A surge of low-cost flights is bringing an influx of Millennial travellers to Chiang Mai, prompting a destination reinvention.
Thailand’s Chiang Mai tourism market has undergone a millennial transformation that is now tapping into a new base of travellers seeking authentic Thai experiences.
Last year over 4.6 million arrivals at the city’s international gateway thrust the destination into a new light, with much of the tourism growth due to a rise in low-cost carriers.
According to C9’s Managing Director Bill Barnett, there is also an explosive impact of cinematic wanderlust on tourism.
“Be it ‘Eat Pray Love’ or ‘Notting Hill’, the impact of film in destination marketing is remarkable,” he said.
“While Thailand’s travel market outside of Bangkok shifted to the beach in the early millennium, a rising tide of Asian travellers and westerners increasingly want into the culture club instead of the atypical surf and turf.”

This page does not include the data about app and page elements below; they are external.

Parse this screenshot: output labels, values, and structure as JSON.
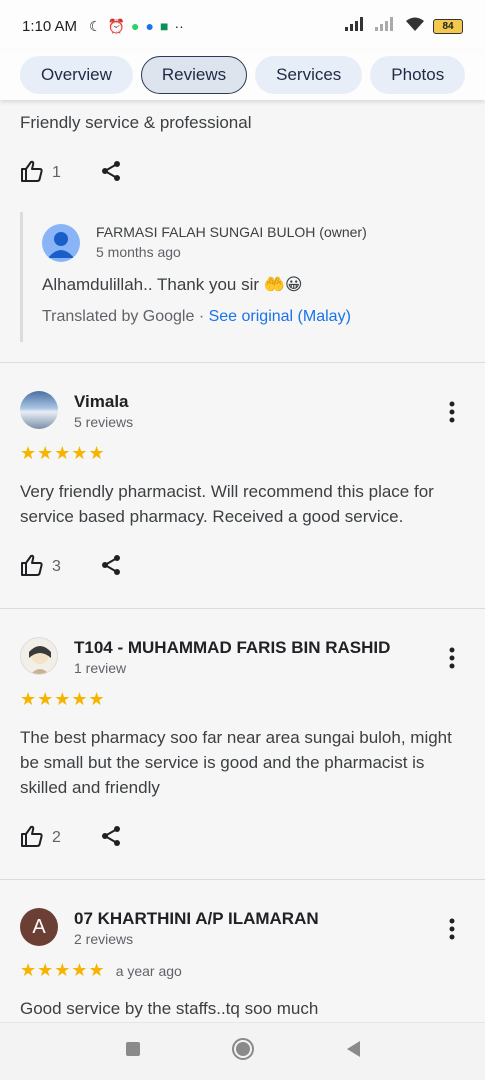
{
  "status_bar": {
    "time": "1:10 AM",
    "battery": "84"
  },
  "tabs": [
    {
      "label": "Overview"
    },
    {
      "label": "Reviews"
    },
    {
      "label": "Services"
    },
    {
      "label": "Photos"
    }
  ],
  "partial_review": {
    "text": "Friendly service & professional",
    "likes": "1"
  },
  "owner_reply": {
    "name": "FARMASI FALAH SUNGAI BULOH (owner)",
    "time": "5 months ago",
    "text": "Alhamdulillah.. Thank you sir 🤲😀",
    "translated_by": "Translated by Google",
    "separator": " · ",
    "see_original": "See original (Malay)"
  },
  "reviews": [
    {
      "name": "Vimala",
      "count": "5 reviews",
      "stars": "★★★★★",
      "date": "",
      "text": "Very friendly pharmacist. Will recommend this place for service based pharmacy. Received a good service.",
      "likes": "3"
    },
    {
      "name": "T104 - MUHAMMAD FARIS BIN RASHID",
      "count": "1 review",
      "stars": "★★★★★",
      "date": "",
      "text": "The best pharmacy soo far near area sungai buloh, might be small but the service is good and the pharmacist is skilled and friendly",
      "likes": "2"
    },
    {
      "name": "07 KHARTHINI A/P ILAMARAN",
      "initial": "A",
      "count": "2 reviews",
      "stars": "★★★★★",
      "date": "a year ago",
      "text": "Good service by the staffs..tq soo much"
    }
  ],
  "colors": {
    "star": "#f6b400",
    "link": "#1a73e8",
    "tab_bg": "#e8eef8",
    "avatar_brown": "#6b3f33"
  },
  "icons": [
    "thumbs-up-icon",
    "share-icon",
    "more-vert-icon",
    "person-icon",
    "stop-square-icon",
    "home-circle-icon",
    "back-triangle-icon"
  ]
}
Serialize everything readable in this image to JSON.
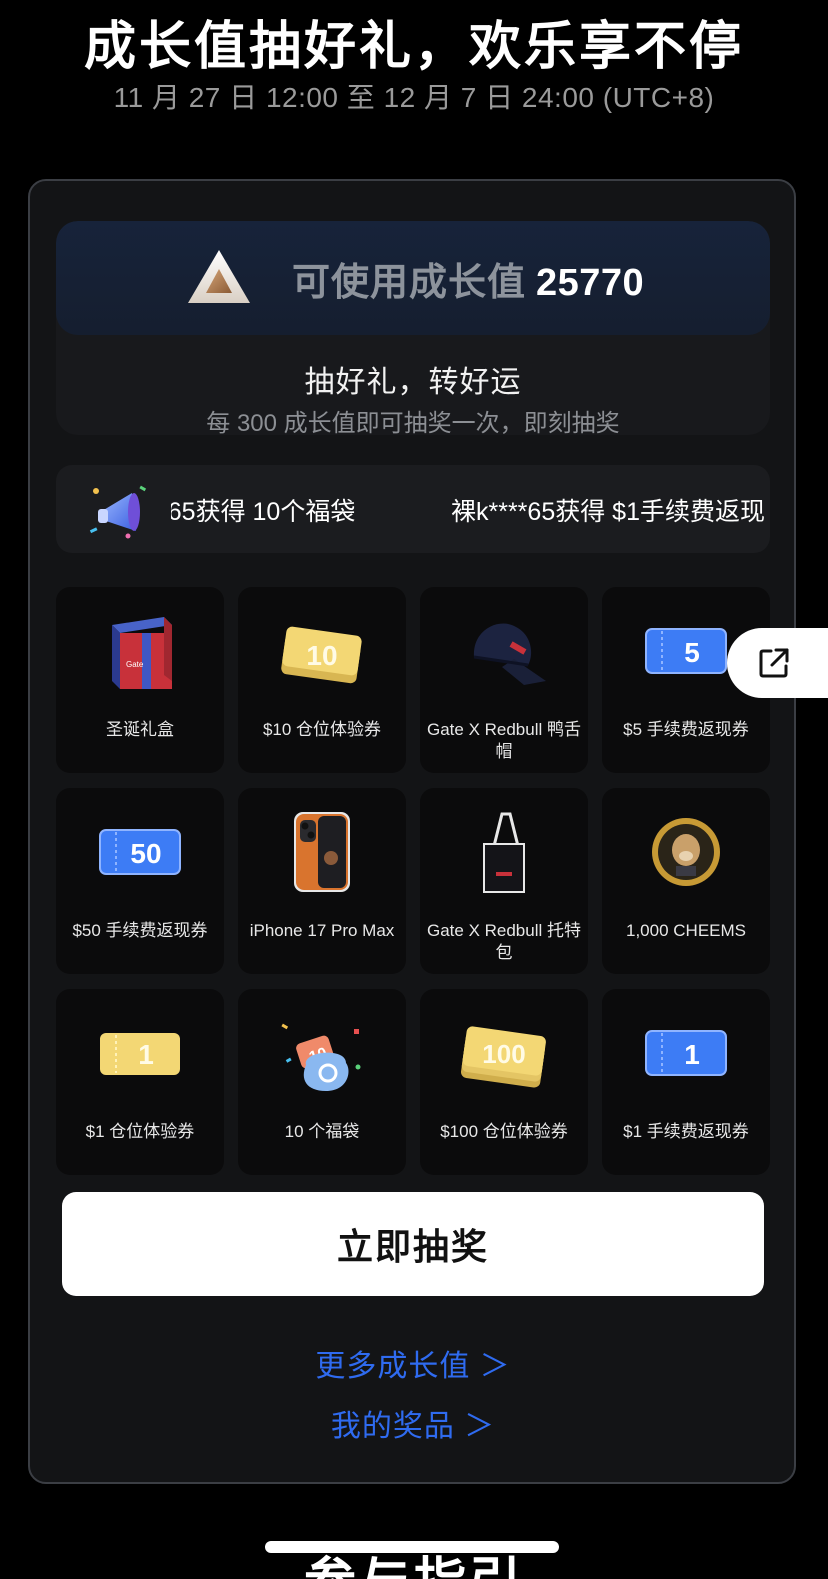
{
  "header": {
    "title": "成长值抽好礼，欢乐享不停",
    "subtitle": "11 月 27 日 12:00 至 12 月 7 日 24:00 (UTC+8)"
  },
  "balance": {
    "label": "可使用成长值",
    "value": "25770",
    "slogan": "抽好礼，转好运",
    "rule": "每 300 成长值即可抽奖一次，即刻抽奖"
  },
  "ticker": {
    "items": [
      "'65获得 10个福袋",
      "裸k****65获得 $1手续费返现"
    ]
  },
  "prizes": [
    {
      "name": "圣诞礼盒",
      "icon": "gift-box-icon"
    },
    {
      "name": "$10 仓位体验券",
      "icon": "gold-ticket-10-icon",
      "badge": "10"
    },
    {
      "name": "Gate X Redbull 鸭舌帽",
      "icon": "cap-icon"
    },
    {
      "name": "$5 手续费返现券",
      "icon": "blue-ticket-5-icon",
      "badge": "5"
    },
    {
      "name": "$50 手续费返现券",
      "icon": "blue-ticket-50-icon",
      "badge": "50"
    },
    {
      "name": "iPhone 17 Pro Max",
      "icon": "phone-icon"
    },
    {
      "name": "Gate X Redbull 托特包",
      "icon": "tote-bag-icon"
    },
    {
      "name": "1,000 CHEEMS",
      "icon": "cheems-coin-icon"
    },
    {
      "name": "$1 仓位体验券",
      "icon": "gold-ticket-1-icon",
      "badge": "1"
    },
    {
      "name": "10 个福袋",
      "icon": "lucky-bag-icon",
      "badge": "10"
    },
    {
      "name": "$100 仓位体验券",
      "icon": "gold-ticket-100-icon",
      "badge": "100"
    },
    {
      "name": "$1 手续费返现券",
      "icon": "blue-ticket-1-icon",
      "badge": "1"
    }
  ],
  "actions": {
    "draw_label": "立即抽奖",
    "more_growth_label": "更多成长值 ＞",
    "my_prizes_label": "我的奖品 ＞"
  },
  "footer": {
    "next_section_title": "参与指引"
  },
  "colors": {
    "background": "#000000",
    "panel": "#131416",
    "link": "#2f6bf0",
    "blue_ticket": "#3d7cf5",
    "gold_ticket": "#f3d774"
  }
}
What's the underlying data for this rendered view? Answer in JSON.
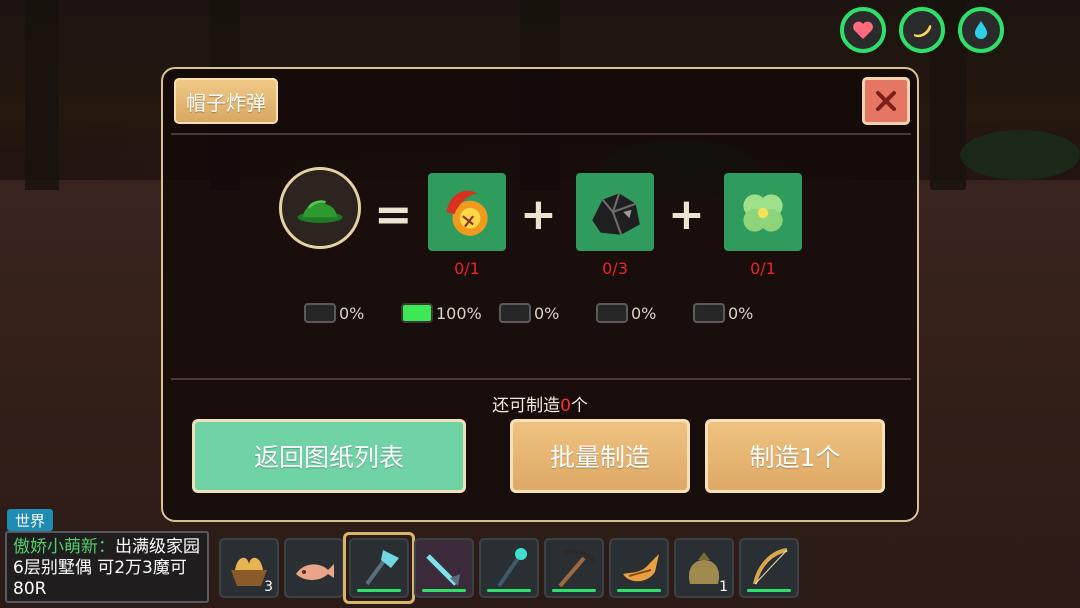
{
  "status_icons": [
    "heart-icon",
    "stamina-icon",
    "water-icon"
  ],
  "colors": {
    "status_ring": "#2ee06a",
    "count_red": "#e6262a",
    "panel_border": "#d6c293"
  },
  "panel": {
    "title": "帽子炸弹",
    "close_icon": "close-icon"
  },
  "recipe": {
    "result_icon": "green-helmet-icon",
    "ingredients": [
      {
        "icon": "fire-fruit-icon",
        "count": "0/1"
      },
      {
        "icon": "coal-ore-icon",
        "count": "0/3"
      },
      {
        "icon": "clover-icon",
        "count": "0/1"
      }
    ]
  },
  "probabilities": [
    {
      "value": "0%",
      "active": false
    },
    {
      "value": "100%",
      "active": true
    },
    {
      "value": "0%",
      "active": false
    },
    {
      "value": "0%",
      "active": false
    },
    {
      "value": "0%",
      "active": false
    }
  ],
  "remaining": {
    "prefix": "还可制造",
    "count": "0",
    "suffix": "个"
  },
  "buttons": {
    "back": "返回图纸列表",
    "batch": "批量制造",
    "craft_one": "制造1个"
  },
  "chat": {
    "channel": "世界",
    "sender": "傲娇小萌新：",
    "message": "出满级家园  6层别墅偶  可2万3魔可80R"
  },
  "hotbar": [
    {
      "icon": "bread-basket-icon",
      "count": "3",
      "durability": null
    },
    {
      "icon": "fish-icon",
      "count": "",
      "durability": null
    },
    {
      "icon": "crystal-axe-icon",
      "count": "",
      "durability": 1.0,
      "selected": true
    },
    {
      "icon": "crystal-sword-icon",
      "count": "",
      "durability": 1.0
    },
    {
      "icon": "magic-staff-icon",
      "count": "",
      "durability": 1.0
    },
    {
      "icon": "pickaxe-icon",
      "count": "",
      "durability": 1.0
    },
    {
      "icon": "gourd-horn-icon",
      "count": "",
      "durability": 1.0
    },
    {
      "icon": "seed-sack-icon",
      "count": "1",
      "durability": null
    },
    {
      "icon": "bow-icon",
      "count": "",
      "durability": 1.0
    }
  ]
}
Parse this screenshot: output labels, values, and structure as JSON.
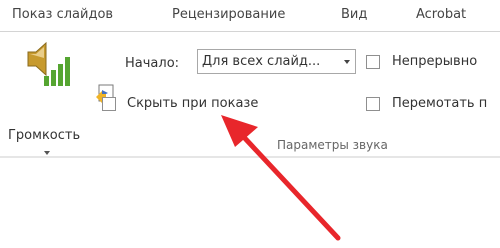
{
  "tabs": [
    "Показ слайдов",
    "Рецензирование",
    "Вид",
    "Acrobat"
  ],
  "volume": {
    "label": "Громкость",
    "icon": "speaker-volume-icon"
  },
  "start": {
    "label": "Начало:",
    "value": "Для всех слайд...",
    "icon": "animation-start-icon"
  },
  "options": {
    "loop": "Непрерывно",
    "hide": "Скрыть при показе",
    "rewind": "Перемотать п"
  },
  "group": {
    "label": "Параметры звука"
  },
  "colors": {
    "annotation_arrow": "#e8262b",
    "speaker_body": "#c79a2e",
    "bars": "#55a531"
  }
}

Over the past 10-years passenger arrivals have shot up by three-fold with 2013 being the turning point fuelled by the epic success of the Chinese film’ Lost in Thailand’.
Chiang Mai has been reinvented with a range of impressive new boutique hotels, a rampant art scene and budding culinary offerings the shift is resonating with Thai and foreign travellers alike. One of the most eagerly awaited entries to the creative scene was the debut of the MAIIAM Museum of Creative Art in mid-2016.
Digital media is super charging the pace of change as millennials abandon guidebooks and replace them with smartphones and a new mode of travel driven by authentic local experiences and a lifestyle of sharing thanks to Facebook and Instagram.
Don’t take our word, see for yourself: